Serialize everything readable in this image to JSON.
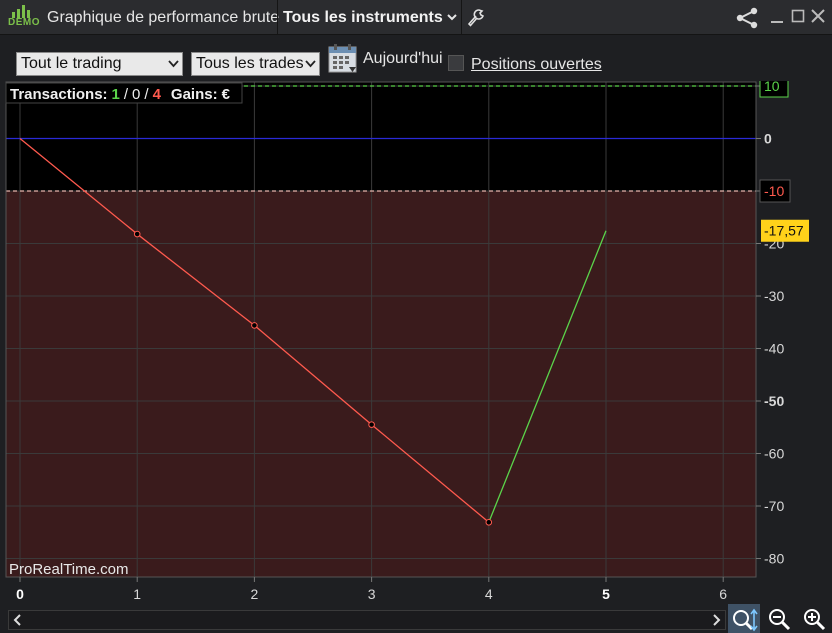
{
  "window": {
    "logo_text": "DEMO",
    "title": "Graphique de performance brute",
    "instrument": "Tous les instruments"
  },
  "toolbar": {
    "filter_trading": "Tout le trading",
    "filter_trades": "Tous les trades",
    "date_label": "Aujourd'hui",
    "open_positions_label": "Positions ouvertes"
  },
  "info": {
    "transactions_label": "Transactions:",
    "wins": "1",
    "slash1": "/",
    "neutral": "0",
    "slash2": "/",
    "losses": "4",
    "gains_label": "Gains:",
    "currency": "€"
  },
  "watermark": "ProRealTime.com",
  "colors": {
    "gain": "#5bd44a",
    "loss": "#ff5a4e",
    "chart_bg": "#000000",
    "loss_zone": "#3a1b1c",
    "baseline": "#2a2ad6",
    "current_badge": "#ffd21a"
  },
  "chart_data": {
    "type": "line",
    "x": [
      0,
      1,
      2,
      3,
      4,
      5
    ],
    "y": [
      0,
      -18.2,
      -35.6,
      -54.5,
      -73.1,
      -17.57
    ],
    "point_colors": [
      "loss",
      "loss",
      "loss",
      "loss",
      "gain"
    ],
    "xlim": [
      0,
      6.3
    ],
    "ylim": [
      -83,
      11
    ],
    "x_ticks": [
      "0",
      "1",
      "2",
      "3",
      "4",
      "5",
      "6"
    ],
    "x_bold_ticks": [
      "0",
      "5"
    ],
    "y_ticks": [
      "10",
      "0",
      "-10",
      "-20",
      "-30",
      "-40",
      "-50",
      "-60",
      "-70",
      "-80"
    ],
    "y_tick_values": [
      10,
      0,
      -10,
      -20,
      -30,
      -40,
      -50,
      -60,
      -70,
      -80
    ],
    "max_line": 10,
    "threshold_line": -10,
    "current_value": "-17,57",
    "current_value_num": -17.57
  }
}
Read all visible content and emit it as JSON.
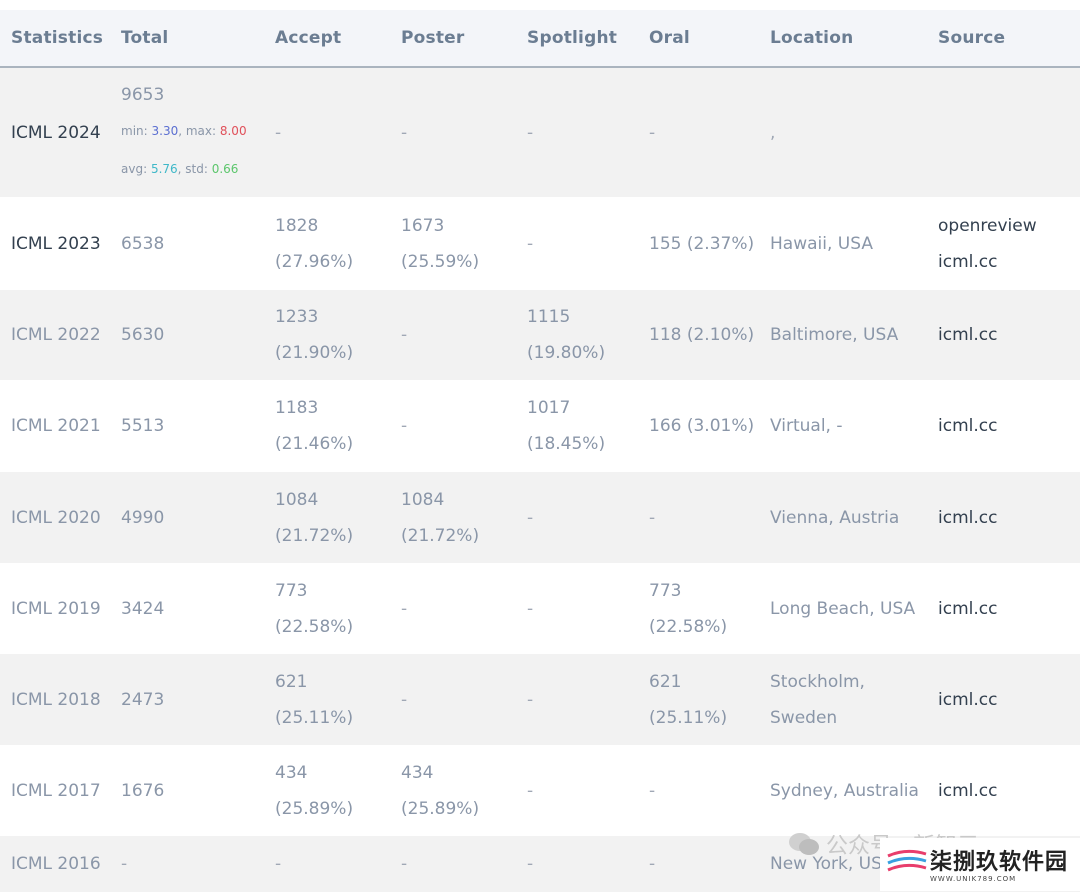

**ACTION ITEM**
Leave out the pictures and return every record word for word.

**EXERCISE SOLUTION**
Serialize everything readable in this image to JSON.
{
  "window": {
    "logo_text": "DEMO",
    "title": "Graphique de performance brute",
    "instrument": "Tous les instruments"
  },
  "toolbar": {
    "filter_trading": "Tout le trading",
    "filter_trades": "Tous les trades",
    "date_label": "Aujourd'hui",
    "open_positions_label": "Positions ouvertes"
  },
  "info": {
    "transactions_label": "Transactions:",
    "wins": "1",
    "slash1": "/",
    "neutral": "0",
    "slash2": "/",
    "losses": "4",
    "gains_label": "Gains:",
    "currency": "€"
  },
  "watermark": "ProRealTime.com",
  "colors": {
    "gain": "#5bd44a",
    "loss": "#ff5a4e",
    "chart_bg": "#000000",
    "loss_zone": "#3a1b1c",
    "baseline": "#2a2ad6",
    "current_badge": "#ffd21a"
  },
  "chart_data": {
    "type": "line",
    "x": [
      0,
      1,
      2,
      3,
      4,
      5
    ],
    "y": [
      0,
      -18.2,
      -35.6,
      -54.5,
      -73.1,
      -17.57
    ],
    "point_colors": [
      "loss",
      "loss",
      "loss",
      "loss",
      "gain"
    ],
    "xlim": [
      0,
      6.3
    ],
    "ylim": [
      -83,
      11
    ],
    "x_ticks": [
      "0",
      "1",
      "2",
      "3",
      "4",
      "5",
      "6"
    ],
    "x_bold_ticks": [
      "0",
      "5"
    ],
    "y_ticks": [
      "10",
      "0",
      "-10",
      "-20",
      "-30",
      "-40",
      "-50",
      "-60",
      "-70",
      "-80"
    ],
    "y_tick_values": [
      10,
      0,
      -10,
      -20,
      -30,
      -40,
      -50,
      -60,
      -70,
      -80
    ],
    "max_line": 10,
    "threshold_line": -10,
    "current_value": "-17,57",
    "current_value_num": -17.57
  }
}
Read all visible content and emit it as JSON.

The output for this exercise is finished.